Web page and app entries:

-=-=-

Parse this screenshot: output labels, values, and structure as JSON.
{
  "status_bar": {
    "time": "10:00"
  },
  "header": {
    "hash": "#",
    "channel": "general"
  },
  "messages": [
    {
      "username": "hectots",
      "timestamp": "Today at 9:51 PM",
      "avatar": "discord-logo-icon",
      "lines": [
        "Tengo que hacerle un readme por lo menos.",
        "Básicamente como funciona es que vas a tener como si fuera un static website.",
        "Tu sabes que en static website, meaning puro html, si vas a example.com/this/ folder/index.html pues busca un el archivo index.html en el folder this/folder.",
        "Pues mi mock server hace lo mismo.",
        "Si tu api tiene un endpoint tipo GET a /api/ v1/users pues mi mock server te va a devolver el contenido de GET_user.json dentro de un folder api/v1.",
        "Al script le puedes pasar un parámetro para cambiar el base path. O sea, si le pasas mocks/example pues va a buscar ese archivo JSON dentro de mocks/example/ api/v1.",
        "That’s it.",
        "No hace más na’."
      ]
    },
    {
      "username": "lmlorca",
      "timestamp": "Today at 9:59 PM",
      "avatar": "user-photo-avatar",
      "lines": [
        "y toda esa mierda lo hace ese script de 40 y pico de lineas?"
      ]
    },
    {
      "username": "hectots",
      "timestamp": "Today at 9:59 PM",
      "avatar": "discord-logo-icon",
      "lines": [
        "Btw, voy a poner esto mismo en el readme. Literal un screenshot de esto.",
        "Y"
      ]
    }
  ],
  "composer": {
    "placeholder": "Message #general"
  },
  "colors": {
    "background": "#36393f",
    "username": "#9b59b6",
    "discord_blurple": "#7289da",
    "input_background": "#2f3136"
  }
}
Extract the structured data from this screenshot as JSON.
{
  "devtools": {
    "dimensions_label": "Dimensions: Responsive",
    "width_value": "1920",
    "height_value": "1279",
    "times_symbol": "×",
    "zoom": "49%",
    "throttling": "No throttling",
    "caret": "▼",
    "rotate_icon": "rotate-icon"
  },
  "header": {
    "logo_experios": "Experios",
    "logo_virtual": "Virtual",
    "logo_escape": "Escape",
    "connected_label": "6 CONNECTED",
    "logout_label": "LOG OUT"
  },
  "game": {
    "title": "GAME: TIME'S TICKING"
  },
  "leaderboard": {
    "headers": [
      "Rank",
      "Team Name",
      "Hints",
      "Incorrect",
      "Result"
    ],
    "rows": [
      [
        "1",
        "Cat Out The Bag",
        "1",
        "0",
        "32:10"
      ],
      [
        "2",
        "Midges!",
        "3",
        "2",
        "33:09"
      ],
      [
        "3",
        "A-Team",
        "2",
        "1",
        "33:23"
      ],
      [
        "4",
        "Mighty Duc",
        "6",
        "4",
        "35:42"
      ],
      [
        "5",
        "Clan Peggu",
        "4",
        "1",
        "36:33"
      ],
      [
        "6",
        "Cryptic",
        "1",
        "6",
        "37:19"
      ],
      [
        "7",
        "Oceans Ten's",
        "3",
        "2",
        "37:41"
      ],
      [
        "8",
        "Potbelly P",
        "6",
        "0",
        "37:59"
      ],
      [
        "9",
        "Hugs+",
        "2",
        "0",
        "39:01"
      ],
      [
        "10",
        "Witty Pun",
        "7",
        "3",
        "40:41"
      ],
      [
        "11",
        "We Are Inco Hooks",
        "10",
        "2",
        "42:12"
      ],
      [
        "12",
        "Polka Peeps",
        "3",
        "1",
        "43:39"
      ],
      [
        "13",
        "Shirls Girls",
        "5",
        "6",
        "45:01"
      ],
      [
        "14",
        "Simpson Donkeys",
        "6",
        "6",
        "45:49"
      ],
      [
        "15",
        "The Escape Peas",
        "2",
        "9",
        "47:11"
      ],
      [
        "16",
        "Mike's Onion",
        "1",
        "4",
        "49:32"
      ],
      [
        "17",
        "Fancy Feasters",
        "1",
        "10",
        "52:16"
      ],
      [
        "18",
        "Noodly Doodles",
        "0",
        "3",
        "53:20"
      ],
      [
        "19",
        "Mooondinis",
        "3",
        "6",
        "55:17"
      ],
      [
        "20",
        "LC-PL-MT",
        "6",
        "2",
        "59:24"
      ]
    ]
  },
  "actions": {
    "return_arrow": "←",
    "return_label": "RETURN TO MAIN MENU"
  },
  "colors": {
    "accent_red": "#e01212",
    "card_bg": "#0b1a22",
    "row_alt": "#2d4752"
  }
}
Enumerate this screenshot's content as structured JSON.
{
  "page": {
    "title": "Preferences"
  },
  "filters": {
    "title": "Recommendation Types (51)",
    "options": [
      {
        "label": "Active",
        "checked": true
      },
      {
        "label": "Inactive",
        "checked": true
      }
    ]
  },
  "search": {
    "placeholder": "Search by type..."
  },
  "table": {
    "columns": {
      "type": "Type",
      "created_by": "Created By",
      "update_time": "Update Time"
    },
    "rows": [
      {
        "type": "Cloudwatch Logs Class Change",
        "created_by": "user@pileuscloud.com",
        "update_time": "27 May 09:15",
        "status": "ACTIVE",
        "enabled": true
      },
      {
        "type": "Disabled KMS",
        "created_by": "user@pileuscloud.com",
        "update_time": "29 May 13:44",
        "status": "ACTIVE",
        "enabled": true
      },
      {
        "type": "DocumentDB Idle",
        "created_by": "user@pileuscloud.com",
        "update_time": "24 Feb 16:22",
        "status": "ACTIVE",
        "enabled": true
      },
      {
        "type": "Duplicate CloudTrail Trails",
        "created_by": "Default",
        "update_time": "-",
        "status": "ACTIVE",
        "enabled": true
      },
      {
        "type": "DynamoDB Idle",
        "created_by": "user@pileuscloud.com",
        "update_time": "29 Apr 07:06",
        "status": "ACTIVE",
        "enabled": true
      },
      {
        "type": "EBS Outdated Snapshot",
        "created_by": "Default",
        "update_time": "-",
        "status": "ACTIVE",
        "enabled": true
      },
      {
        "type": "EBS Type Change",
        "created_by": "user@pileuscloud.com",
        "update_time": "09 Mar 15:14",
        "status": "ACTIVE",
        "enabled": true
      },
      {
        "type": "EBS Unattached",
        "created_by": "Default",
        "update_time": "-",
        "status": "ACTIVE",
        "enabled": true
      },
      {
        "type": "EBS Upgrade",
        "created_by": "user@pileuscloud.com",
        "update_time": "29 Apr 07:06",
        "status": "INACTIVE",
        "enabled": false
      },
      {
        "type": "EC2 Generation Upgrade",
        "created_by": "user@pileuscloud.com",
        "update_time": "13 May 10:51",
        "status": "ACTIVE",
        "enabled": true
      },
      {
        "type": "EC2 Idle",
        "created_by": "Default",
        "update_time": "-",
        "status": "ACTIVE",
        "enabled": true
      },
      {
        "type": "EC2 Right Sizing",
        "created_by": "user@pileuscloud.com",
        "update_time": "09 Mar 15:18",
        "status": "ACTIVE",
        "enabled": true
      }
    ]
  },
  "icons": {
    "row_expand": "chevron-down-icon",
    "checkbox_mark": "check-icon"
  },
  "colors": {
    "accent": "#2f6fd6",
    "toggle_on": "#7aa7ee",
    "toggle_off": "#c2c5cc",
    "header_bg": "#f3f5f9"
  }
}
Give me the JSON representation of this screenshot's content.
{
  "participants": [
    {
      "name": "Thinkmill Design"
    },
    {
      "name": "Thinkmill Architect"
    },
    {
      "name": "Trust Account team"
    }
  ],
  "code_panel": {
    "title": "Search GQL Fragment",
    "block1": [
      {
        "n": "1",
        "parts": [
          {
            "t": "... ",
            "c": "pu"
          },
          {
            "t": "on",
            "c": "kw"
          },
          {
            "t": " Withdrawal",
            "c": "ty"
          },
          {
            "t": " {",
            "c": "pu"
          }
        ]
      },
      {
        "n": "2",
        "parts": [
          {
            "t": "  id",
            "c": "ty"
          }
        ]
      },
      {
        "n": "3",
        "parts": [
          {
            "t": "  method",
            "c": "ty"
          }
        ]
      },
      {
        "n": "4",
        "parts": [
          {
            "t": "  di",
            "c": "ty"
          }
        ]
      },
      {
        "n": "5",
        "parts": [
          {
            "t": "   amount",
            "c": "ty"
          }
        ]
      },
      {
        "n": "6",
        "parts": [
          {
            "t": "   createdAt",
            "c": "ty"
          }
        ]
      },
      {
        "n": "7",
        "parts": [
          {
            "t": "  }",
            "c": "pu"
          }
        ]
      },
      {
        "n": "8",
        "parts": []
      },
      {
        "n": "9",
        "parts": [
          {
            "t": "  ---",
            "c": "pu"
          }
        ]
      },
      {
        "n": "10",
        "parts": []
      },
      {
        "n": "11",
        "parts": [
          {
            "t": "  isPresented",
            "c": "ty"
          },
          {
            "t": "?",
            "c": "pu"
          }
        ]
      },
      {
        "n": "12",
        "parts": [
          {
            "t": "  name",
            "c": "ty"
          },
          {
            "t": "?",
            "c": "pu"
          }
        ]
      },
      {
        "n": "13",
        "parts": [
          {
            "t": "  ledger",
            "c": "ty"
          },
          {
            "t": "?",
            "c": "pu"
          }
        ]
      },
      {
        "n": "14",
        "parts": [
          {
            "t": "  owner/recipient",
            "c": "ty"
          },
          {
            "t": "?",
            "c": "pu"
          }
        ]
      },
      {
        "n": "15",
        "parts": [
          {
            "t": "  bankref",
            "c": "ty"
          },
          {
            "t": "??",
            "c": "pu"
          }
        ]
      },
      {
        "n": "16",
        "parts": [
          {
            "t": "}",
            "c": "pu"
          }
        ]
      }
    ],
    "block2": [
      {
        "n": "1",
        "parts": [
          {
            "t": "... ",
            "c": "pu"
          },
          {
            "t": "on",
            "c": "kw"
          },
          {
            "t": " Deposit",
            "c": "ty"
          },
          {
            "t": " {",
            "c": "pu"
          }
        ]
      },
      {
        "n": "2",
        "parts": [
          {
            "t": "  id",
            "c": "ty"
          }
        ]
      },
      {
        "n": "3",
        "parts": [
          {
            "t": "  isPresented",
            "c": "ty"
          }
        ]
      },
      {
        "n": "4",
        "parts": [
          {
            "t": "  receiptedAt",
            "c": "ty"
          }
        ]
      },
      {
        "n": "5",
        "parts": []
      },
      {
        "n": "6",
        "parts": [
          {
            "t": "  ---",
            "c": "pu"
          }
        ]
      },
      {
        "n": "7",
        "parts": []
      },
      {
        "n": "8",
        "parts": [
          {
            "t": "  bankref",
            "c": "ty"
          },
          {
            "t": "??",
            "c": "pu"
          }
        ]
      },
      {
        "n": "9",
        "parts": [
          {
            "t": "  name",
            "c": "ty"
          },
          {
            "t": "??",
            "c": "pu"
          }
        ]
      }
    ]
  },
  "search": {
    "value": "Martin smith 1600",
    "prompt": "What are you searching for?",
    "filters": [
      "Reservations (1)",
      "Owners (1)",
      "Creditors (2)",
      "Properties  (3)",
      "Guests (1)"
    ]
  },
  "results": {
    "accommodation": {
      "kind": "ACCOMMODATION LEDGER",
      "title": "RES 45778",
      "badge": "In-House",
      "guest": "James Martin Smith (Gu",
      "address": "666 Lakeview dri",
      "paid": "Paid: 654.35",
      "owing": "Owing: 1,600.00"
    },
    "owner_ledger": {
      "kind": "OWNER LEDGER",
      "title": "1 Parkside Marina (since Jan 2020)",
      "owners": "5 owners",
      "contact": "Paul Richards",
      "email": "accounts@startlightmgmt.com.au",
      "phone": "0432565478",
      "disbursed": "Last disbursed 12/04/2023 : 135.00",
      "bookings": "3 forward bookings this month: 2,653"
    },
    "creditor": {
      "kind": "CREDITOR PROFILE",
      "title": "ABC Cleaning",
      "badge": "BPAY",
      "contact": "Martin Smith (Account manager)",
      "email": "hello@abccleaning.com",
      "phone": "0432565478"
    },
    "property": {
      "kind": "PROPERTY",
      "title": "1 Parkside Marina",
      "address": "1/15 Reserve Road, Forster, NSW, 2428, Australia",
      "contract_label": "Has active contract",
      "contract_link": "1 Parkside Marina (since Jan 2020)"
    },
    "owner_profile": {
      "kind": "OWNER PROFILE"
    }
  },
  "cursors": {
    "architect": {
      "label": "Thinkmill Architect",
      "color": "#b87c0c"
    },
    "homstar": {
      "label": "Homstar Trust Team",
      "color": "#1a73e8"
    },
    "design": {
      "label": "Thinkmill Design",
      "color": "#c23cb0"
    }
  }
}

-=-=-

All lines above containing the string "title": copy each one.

    "title": "GAME: TIME'S TICKING"
    "title": "Preferences"
    "title": "Recommendation Types (51)",
    "title": "Search GQL Fragment",
      "title": "RES 45778",
      "title": "1 Parkside Marina (since Jan 2020)",
      "title": "ABC Cleaning",
      "title": "1 Parkside Marina",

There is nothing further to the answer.